- British workers’ productivity grew at the fastest pace since late 2016 in the three months to June and labour cost growth slowed, suggesting the home-grown inflation pressures that the Bank of England is watching closely remain muted. Output per hour rose by 1.4% compared with a year earlier, the biggest increase since the three months to December 2016, albeit a fraction below an initial estimate of 1.5%.
- Brexit continues to be a hot topic, in particular now that the Conservative Party Conference is over and PM Theresa May probably has more room to manoeuvre. The next EU summit takes place on 18-19 October and the EU27 leaders are meeting the day before for a working dinner with (among other things) Brexit on the agenda. The UK and the EU will negotiate heavily next week ahead of the EU summit. The Irish backstop remains the biggest obstacle for the withdrawal agreement at this point. The consensus opinion is the UK and the EU will reach an agreement eventually – the most difficult part is for PM Theresa May to get it through the House of Commons.

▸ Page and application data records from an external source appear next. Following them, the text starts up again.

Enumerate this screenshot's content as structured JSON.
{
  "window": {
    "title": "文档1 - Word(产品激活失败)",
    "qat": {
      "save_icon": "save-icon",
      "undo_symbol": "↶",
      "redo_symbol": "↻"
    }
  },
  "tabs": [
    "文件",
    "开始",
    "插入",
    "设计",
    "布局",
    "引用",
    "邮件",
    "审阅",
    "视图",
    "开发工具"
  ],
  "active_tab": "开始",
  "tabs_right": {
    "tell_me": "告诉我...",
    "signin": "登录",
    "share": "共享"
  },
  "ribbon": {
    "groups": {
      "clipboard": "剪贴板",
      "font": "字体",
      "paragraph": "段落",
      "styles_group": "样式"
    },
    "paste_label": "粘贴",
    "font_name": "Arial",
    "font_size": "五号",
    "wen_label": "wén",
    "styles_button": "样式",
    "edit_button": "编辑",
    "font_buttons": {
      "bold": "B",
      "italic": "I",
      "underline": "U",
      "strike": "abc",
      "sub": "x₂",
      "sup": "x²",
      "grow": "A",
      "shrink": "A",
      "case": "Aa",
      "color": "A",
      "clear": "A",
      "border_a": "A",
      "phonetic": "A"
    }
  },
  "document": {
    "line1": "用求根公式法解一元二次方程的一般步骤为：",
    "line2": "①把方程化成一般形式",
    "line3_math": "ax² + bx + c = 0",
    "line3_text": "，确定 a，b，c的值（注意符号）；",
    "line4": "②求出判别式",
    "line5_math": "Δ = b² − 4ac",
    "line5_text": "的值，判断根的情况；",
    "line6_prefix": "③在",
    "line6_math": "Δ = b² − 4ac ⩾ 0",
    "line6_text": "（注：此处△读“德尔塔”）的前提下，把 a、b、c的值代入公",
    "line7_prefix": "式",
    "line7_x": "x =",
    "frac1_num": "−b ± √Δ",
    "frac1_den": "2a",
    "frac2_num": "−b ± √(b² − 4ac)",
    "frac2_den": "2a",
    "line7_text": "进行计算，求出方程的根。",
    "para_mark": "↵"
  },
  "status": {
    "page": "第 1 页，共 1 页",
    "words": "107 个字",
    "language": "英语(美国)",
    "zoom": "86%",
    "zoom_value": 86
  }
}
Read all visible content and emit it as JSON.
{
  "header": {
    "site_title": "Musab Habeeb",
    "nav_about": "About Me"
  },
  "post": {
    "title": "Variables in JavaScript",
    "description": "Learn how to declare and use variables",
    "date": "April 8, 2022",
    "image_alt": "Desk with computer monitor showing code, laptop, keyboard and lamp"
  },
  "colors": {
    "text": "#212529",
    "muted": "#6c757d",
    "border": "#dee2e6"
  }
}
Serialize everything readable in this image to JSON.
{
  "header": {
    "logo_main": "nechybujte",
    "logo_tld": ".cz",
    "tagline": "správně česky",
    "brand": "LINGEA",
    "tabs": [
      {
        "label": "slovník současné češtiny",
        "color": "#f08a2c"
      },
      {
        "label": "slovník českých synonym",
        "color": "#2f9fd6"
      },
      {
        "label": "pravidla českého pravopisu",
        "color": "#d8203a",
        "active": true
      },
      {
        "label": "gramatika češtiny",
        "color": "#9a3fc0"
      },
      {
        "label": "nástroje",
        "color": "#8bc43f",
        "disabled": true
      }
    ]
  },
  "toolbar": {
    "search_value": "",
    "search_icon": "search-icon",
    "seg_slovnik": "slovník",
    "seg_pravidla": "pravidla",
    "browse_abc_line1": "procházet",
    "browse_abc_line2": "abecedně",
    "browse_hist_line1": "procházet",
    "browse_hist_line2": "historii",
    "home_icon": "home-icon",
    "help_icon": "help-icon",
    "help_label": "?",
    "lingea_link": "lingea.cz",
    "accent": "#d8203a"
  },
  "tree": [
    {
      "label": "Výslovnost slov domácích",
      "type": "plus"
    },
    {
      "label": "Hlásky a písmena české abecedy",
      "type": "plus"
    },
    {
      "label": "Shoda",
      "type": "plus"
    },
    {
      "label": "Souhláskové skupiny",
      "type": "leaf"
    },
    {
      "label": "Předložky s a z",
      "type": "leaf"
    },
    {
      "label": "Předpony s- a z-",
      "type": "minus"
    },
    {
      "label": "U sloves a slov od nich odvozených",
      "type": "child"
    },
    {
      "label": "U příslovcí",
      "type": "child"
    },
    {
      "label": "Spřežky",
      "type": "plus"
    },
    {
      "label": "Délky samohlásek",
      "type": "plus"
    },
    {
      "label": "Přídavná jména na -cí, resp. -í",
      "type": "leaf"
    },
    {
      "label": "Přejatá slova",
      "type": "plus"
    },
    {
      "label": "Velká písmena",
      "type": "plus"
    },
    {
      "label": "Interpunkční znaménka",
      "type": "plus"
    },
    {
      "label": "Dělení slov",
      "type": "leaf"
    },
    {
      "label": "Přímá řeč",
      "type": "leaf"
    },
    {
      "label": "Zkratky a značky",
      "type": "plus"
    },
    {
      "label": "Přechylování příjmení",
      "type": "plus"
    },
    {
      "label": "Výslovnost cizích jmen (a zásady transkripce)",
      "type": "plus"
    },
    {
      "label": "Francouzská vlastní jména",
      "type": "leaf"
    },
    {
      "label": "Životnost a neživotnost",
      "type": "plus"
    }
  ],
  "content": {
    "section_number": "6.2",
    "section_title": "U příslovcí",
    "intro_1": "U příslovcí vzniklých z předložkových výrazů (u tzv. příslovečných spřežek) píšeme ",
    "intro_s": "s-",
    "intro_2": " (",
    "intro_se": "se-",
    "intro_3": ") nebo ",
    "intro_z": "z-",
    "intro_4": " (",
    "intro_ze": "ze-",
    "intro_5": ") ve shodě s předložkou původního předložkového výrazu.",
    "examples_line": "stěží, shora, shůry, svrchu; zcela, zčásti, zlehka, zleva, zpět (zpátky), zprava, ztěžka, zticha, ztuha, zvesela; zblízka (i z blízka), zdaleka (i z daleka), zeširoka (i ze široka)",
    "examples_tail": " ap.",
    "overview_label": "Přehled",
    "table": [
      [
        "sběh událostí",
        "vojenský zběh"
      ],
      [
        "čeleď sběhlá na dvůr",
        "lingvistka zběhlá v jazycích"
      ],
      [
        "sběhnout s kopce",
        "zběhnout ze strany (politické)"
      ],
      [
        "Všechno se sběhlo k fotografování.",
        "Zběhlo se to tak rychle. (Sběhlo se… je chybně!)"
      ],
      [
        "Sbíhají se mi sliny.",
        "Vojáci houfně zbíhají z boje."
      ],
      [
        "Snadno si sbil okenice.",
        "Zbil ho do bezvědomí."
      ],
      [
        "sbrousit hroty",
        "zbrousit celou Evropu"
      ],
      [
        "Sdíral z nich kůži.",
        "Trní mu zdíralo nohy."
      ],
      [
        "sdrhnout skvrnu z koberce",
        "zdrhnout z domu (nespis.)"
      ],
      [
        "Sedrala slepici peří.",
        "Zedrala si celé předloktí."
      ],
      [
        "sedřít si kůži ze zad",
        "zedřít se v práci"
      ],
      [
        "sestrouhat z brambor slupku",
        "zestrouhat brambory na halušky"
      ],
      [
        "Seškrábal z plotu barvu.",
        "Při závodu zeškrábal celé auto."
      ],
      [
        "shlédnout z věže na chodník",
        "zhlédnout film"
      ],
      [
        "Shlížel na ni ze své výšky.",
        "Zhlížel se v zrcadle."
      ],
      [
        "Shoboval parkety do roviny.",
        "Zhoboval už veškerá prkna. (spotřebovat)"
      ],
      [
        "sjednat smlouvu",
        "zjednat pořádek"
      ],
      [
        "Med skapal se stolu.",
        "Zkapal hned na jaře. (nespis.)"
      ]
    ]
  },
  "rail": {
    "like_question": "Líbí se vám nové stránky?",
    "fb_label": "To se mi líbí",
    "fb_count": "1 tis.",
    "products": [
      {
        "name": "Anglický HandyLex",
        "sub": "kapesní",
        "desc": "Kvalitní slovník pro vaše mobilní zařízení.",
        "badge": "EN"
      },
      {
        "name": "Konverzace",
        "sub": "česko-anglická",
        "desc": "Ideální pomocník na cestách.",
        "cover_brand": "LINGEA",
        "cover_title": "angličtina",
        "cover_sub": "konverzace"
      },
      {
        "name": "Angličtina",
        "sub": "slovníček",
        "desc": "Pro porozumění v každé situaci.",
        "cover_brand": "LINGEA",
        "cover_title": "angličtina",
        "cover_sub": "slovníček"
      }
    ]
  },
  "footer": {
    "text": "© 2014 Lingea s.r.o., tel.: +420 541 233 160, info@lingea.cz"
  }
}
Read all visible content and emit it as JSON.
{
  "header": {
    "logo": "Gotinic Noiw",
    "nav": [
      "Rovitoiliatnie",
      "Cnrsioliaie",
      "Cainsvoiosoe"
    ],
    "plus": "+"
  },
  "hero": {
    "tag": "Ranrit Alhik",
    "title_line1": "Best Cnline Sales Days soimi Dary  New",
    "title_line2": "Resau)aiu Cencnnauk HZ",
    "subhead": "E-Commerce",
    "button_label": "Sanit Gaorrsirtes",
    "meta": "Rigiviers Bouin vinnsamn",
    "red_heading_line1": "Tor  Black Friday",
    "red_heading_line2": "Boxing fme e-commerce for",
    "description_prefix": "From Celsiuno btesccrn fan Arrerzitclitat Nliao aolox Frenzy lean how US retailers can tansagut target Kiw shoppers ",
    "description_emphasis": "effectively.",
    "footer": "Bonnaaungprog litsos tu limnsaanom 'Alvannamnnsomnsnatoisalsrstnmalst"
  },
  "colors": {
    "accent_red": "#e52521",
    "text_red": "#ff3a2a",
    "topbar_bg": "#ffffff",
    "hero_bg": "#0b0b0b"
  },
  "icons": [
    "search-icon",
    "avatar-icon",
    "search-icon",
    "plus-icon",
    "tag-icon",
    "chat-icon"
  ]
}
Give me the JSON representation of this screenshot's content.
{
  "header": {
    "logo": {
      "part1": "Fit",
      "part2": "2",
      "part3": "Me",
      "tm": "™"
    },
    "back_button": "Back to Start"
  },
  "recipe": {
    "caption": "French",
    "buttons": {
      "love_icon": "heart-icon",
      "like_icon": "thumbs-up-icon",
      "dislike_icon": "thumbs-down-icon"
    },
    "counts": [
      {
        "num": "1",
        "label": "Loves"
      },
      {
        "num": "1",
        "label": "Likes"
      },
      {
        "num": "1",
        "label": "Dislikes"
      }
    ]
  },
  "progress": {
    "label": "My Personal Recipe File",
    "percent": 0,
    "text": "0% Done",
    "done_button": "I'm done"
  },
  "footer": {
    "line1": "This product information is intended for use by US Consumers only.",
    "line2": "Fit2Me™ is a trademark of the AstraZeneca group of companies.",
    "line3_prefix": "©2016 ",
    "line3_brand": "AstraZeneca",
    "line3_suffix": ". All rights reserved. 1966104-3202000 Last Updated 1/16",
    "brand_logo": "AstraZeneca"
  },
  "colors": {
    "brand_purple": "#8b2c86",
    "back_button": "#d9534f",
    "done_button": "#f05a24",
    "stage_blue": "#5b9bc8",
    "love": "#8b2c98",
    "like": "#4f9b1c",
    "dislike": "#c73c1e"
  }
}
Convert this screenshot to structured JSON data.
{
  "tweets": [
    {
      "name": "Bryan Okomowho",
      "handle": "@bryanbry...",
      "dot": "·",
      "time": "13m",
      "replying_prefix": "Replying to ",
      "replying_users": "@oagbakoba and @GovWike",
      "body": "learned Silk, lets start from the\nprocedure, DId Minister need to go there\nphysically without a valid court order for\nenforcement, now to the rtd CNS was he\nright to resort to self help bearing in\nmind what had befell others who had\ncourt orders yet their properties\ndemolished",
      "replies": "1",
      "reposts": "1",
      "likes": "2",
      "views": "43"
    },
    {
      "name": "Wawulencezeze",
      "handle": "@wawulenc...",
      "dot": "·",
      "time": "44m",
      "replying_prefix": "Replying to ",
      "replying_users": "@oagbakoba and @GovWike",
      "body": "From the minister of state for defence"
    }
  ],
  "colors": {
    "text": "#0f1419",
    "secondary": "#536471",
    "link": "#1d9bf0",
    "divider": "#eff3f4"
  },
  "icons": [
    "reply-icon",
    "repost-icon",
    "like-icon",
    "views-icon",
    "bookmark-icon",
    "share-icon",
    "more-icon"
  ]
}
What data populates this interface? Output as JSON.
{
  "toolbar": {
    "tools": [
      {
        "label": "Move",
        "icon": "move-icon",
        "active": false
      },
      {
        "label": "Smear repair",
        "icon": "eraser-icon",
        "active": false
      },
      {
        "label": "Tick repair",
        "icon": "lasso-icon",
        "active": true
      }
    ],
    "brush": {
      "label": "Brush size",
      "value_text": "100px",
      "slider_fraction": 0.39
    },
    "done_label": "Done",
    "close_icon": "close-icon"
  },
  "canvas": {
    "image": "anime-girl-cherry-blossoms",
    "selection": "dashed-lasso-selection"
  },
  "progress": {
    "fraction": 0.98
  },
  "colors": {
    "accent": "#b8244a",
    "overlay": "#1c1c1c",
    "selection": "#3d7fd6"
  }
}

- In China, it is a quiet week, but the trade data may attract more attention than usual. The numbers will give further clues as to how much the exports are being hit by the trade war. Judging from PMI data, export orders have weakened quite a bit. It is partly due to slowing growth in other EM countries and Europe though. The numbers are expected to show weakness in both exports and imports. Speaking of trade, there is still uncertainty on whether Trump will enter what he has called ‘phase three’ and put tariffs on all of Chinese imports. There is a high risk he will do it but the timing is uncertain.
Sources: Wells Fargo, T. Rowe Price, Reuters, Handelsbanken Capital Markets, TD Economics.